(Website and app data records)
+--
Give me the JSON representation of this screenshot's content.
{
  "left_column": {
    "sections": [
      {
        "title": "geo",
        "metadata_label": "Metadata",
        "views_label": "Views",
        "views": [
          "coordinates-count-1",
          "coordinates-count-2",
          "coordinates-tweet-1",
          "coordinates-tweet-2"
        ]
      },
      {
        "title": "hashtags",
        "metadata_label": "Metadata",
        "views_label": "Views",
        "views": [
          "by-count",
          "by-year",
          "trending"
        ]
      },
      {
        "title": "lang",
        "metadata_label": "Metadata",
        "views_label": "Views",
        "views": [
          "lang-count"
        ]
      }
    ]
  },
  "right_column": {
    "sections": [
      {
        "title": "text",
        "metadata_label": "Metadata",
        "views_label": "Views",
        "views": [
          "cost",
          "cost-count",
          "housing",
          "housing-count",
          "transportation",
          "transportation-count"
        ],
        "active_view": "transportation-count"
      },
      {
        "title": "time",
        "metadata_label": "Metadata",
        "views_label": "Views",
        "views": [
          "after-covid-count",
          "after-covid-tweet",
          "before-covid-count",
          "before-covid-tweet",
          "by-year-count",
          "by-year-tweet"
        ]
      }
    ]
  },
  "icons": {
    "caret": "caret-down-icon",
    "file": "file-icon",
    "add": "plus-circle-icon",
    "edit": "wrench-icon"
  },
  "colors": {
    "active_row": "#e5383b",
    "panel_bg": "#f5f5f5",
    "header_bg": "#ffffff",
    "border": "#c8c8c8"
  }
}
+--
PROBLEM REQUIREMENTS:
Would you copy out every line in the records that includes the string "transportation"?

EXERCISE RESULT:
          "transportation",
          "transportation-count"
        "active_view": "transportation-count"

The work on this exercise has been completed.